Hepatitis B Causes:
What is Hepatitis B?
Hepatitis B is caused by a virus. It attacks the liver and the liver becomes swollen and inflamed. The Acuteform of the disease is rarely fatal, but victims often require a stay in hospital and need several weeks recovery before they are fit to return to work.
Chronic Hepatitis B, which occurs in 5-10% of those infected, is a very serious condition which can lead to irreversible liver damage and liver cancer over a period of time. It is well recognized that infection with Hepatitis B during infancy and early childhood frequently progress to the chronic carrier state.
It is preventable by using a safe and effective vaccine.
Unfortunately, nothing easily can be done to reverse or stop the progress of this disease once a person has become infected.
HOW DO YOU CATCH HEPATITIS B?
The Hepatitis B virus can be found in many fluids such as sweat, tears, saliva, semen and vaginal secretions.
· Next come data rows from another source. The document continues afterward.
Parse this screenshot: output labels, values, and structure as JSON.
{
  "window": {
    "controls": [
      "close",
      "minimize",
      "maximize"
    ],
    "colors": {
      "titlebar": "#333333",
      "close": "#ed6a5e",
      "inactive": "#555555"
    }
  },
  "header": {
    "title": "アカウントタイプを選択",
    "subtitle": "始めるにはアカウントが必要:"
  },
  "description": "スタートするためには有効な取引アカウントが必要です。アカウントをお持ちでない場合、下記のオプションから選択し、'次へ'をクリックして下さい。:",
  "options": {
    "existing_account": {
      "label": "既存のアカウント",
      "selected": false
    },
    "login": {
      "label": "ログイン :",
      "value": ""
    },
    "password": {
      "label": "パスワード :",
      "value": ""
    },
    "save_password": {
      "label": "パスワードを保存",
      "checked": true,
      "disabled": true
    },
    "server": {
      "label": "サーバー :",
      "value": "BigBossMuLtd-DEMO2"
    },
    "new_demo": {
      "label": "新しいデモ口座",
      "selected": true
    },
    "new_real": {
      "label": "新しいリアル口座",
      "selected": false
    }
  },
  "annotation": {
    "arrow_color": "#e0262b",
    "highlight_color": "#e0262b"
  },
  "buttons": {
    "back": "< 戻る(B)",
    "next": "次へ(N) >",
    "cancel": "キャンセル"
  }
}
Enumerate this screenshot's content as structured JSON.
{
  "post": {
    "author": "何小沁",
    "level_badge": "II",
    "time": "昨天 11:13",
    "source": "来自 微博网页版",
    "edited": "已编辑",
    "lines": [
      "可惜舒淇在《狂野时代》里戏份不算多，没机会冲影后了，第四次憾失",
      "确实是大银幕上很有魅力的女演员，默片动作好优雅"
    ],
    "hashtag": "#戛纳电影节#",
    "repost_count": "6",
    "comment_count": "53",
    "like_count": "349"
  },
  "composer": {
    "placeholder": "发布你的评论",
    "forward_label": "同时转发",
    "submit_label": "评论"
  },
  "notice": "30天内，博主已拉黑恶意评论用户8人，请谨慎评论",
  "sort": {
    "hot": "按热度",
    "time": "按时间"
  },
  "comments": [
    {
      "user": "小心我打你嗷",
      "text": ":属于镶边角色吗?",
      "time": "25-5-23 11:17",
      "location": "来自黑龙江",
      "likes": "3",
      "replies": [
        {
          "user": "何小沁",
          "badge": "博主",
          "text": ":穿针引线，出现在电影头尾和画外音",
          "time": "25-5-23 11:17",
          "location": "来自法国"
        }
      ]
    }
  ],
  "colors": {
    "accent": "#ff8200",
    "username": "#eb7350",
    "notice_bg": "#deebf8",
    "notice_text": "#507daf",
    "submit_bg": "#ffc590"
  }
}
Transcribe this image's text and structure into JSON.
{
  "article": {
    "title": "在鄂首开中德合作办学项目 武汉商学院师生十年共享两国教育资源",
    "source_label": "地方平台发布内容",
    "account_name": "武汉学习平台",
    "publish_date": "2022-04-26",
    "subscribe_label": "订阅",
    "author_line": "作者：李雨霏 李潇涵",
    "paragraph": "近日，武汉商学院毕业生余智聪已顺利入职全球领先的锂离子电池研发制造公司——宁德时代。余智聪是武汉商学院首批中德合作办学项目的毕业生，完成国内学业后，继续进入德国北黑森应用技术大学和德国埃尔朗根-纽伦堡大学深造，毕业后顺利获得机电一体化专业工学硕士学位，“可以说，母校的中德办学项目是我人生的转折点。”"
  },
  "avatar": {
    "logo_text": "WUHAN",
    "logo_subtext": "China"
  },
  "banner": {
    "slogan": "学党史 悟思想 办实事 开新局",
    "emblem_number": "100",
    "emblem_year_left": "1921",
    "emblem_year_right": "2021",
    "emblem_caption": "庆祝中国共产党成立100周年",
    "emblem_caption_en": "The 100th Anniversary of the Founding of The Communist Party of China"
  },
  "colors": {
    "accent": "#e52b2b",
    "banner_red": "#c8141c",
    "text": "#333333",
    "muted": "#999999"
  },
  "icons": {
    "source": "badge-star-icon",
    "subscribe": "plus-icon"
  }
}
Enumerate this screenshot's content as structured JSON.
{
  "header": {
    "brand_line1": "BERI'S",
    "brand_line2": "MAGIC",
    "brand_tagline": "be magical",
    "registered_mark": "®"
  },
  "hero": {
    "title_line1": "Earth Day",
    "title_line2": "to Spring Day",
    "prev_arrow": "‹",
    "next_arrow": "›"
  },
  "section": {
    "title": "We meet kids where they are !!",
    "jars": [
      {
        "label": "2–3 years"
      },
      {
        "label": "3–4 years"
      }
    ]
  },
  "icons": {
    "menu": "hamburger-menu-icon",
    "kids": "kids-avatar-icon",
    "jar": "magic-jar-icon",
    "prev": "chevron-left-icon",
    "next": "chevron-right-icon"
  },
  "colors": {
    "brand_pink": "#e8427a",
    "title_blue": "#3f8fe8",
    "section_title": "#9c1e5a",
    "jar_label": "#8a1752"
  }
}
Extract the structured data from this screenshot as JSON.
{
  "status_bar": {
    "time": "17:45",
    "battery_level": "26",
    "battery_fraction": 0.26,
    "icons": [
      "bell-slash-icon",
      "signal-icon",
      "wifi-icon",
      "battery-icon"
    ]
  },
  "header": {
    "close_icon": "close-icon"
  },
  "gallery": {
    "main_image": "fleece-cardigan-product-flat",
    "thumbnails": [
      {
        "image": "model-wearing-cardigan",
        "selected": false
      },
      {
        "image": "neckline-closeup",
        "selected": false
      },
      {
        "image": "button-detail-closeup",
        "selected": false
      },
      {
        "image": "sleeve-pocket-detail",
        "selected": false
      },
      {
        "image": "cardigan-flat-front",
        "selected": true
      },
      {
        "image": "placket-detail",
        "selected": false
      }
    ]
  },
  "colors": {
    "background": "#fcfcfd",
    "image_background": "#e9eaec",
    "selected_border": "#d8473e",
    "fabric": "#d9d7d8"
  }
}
The infected blood is the most common route the virus is transmitted from one person to another. For transmission to occur there must be contact between the infectious secretions, cut or abraded skin or mucous membranes. The main risk of infection is from chronic carriers who does not look or feel ill but whose blood and body secretions are infectious to others. The virus can also remain live outside the body for long periods unlike HIV which can only survive for a matter of minutes. It is therefore a particular risk factor if contact with used needles or clinical waste occurs.
WHY ARE HEALTHCARE STAFF AT A HIGHER RISK THAN THE GENERAL POPULATION?
Staff in healthcare and in learning disability environments are at a particular risk of exposure to Hepatitis B since it is more common in people with a learning disability. They are in close contact with the disposal of patients contaminated blood and bodily fluids which are potentially infectious material from unidentified origins. This is why staff are at a higher risk of catching the disease as infected blood can get into your body from a bite and through a small scratch from sharp objects such as syringes.
HOW CAN HEPATITIS B BE PREVENTED?
Active Immunisation is recommended and consists of three injection vaccines of Hepatitis B intramuscularly into the arm. A blood test will also be taken two months after the full course of injections.For most people the immunization is effective, however:
o Some people do not respond fully to the first course and need a booster injection.
o Some people do not respond to the first course and need another course of vaccine.
o Some people will have had the virus and are immune and need no further vaccination.
This safe vaccine has existed for over 10 years and has been administered to millions of people preventing Hepatitis B infection. Department of Health and EU regulation recommend that all healthcare staff are vaccinated against Hepatitis B.
WHAT ARE THE RISKS OF HEPATITIS VACCINATION?
A Vaccine, like any other medicine, is capable of causing an allergic reaction. The risk of a serious reaction to Hepatitis vaccine is very small. Mild problems that occur are soreness where the shot was given, chills, headaches and muscle pains. Any serious reactions usually occur within a few minutes of inoculation. This reaction can happen with nearly any medication. This is the main reason why your vaccination is given by a trained medical team who are fully equipped to deal with this type of situation and who have emergency medications at hand.
WHO WILL KNOW THE RESULTS OF THE BLOOD TESTS?
All Information will be treated with absolute confidentiality. Your GP will assess the results of the tests and the participants will be told their results too. If anyone is found to have the infection, their GP will be notified so that follow up measures can be provided to the person and their family.
Please contact the office on 01-4604820 to find out more